This post is difficult to write. Lou Piniella has always been a favorite ever since his playing days. He's always been a passionate, feisty player and manager in all his years in the game. As a manager, his teams have come in first place six times including two in a row for the Cubs. He won a World Series championship in 1990 with the Cincinnati Reds. But perhaps he isn't the right guy managing the current Chicago Cubs.
The Cubs came into the season after two first place finishes with extremely high expectations. Universally selected to win the division, the hopes of a desperate fan base again hope that this is the year. And it sure feels like the Cubs are playing tighter than a suspected heretic on the rack during the Inquisition. That tightness may well explain the blow ups we have seen all year by Zambrano, Bradley and others. In such a situation, Lou Piniella isn't exactly a loosey goosey kind of manager.
Piniella's intensity is perfect for a team that has lacked a spark for years. The Reds, Mariners and Cubs are perfect examples. He came in at a time when all three of those teams were spinning around and he brought intensity and turned them around. But it is possible that the same intensity wears on his players. The year after his Reds won the World Series, they came in fifth the year after. In Seattle, despite guys like Alex Rodriguez and Junior Griffey, his teams finished first three times, but never sustained that success the year after.
Obviously, the Fan does not have any inside dope on what goes on in the clubhouse or in the heads of the Cubs players. The observation while watching them playing lately is that they are so tight that they can't perform. They seem paralyzed.
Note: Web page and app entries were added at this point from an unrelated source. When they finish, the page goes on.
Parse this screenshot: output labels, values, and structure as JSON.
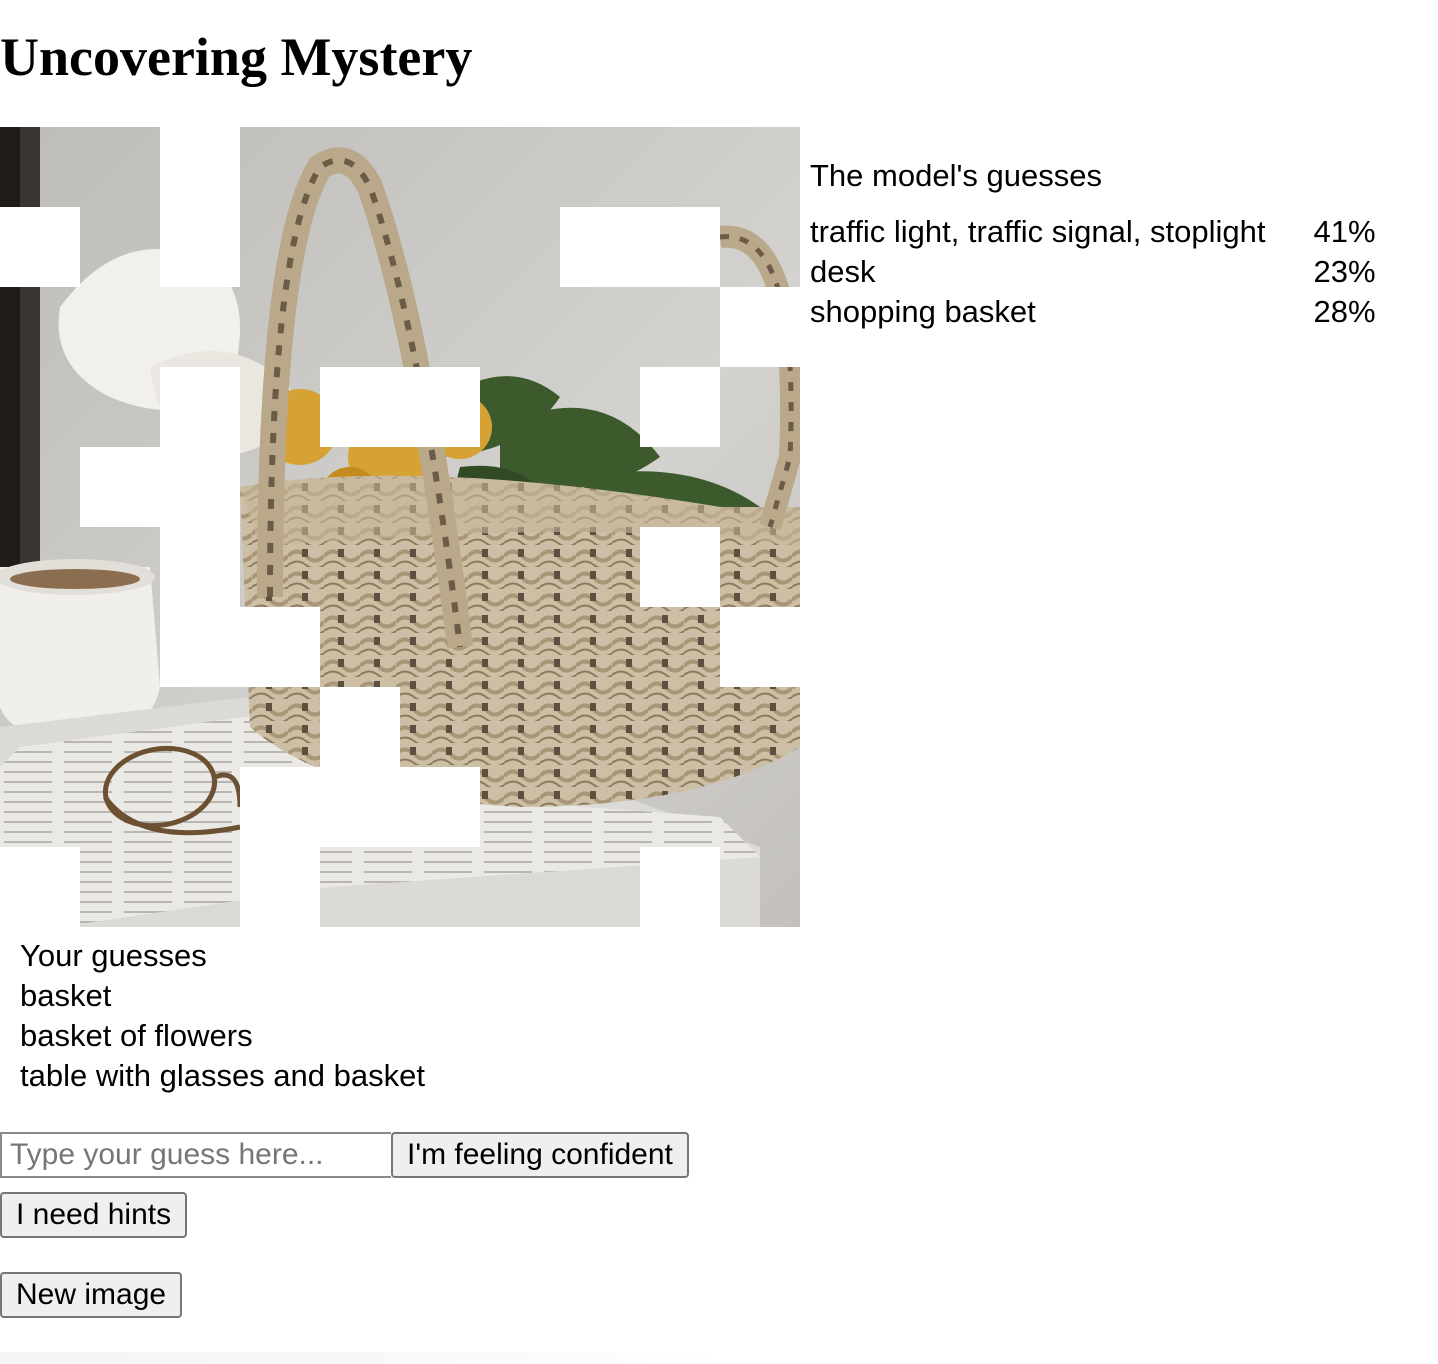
{
  "page": {
    "title": "Uncovering Mystery"
  },
  "puzzle": {
    "grid": {
      "rows": 10,
      "cols": 10
    },
    "hidden_tiles": [
      [
        0,
        2
      ],
      [
        1,
        0
      ],
      [
        1,
        2
      ],
      [
        1,
        7
      ],
      [
        1,
        8
      ],
      [
        2,
        9
      ],
      [
        3,
        2
      ],
      [
        3,
        4
      ],
      [
        3,
        5
      ],
      [
        3,
        8
      ],
      [
        4,
        1
      ],
      [
        4,
        2
      ],
      [
        5,
        2
      ],
      [
        5,
        8
      ],
      [
        6,
        2
      ],
      [
        6,
        3
      ],
      [
        6,
        9
      ],
      [
        7,
        4
      ],
      [
        8,
        3
      ],
      [
        8,
        4
      ],
      [
        8,
        5
      ],
      [
        9,
        0
      ],
      [
        9,
        3
      ],
      [
        9,
        8
      ]
    ]
  },
  "model_guesses": {
    "heading": "The model's guesses",
    "items": [
      {
        "label": "traffic light, traffic signal, stoplight",
        "percent": "41%"
      },
      {
        "label": "desk",
        "percent": "23%"
      },
      {
        "label": "shopping basket",
        "percent": "28%"
      }
    ]
  },
  "user_guesses": {
    "heading": "Your guesses",
    "items": [
      "basket",
      "basket of flowers",
      "table with glasses and basket"
    ]
  },
  "controls": {
    "input_placeholder": "Type your guess here...",
    "input_value": "",
    "confident_label": "I'm feeling confident",
    "hints_label": "I need hints",
    "new_image_label": "New image"
  }
}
Perhaps Pineilla has done all he can do. Perhaps he isn't the right person for this current situation. The Fan feels the same way about Jerry Manuel of the Mets. Manuel's body language is all wrong in the dugout. He is wearing too much on his sleeve. Torre and Cox are great because you can never tell from their demeanor if they are winning or losing. The Cubs, and the Mets for that matter, may still pull it together and win their respective divisions. But this observer isn't sure they can get it done with their personalities and the personalities of their respective teams.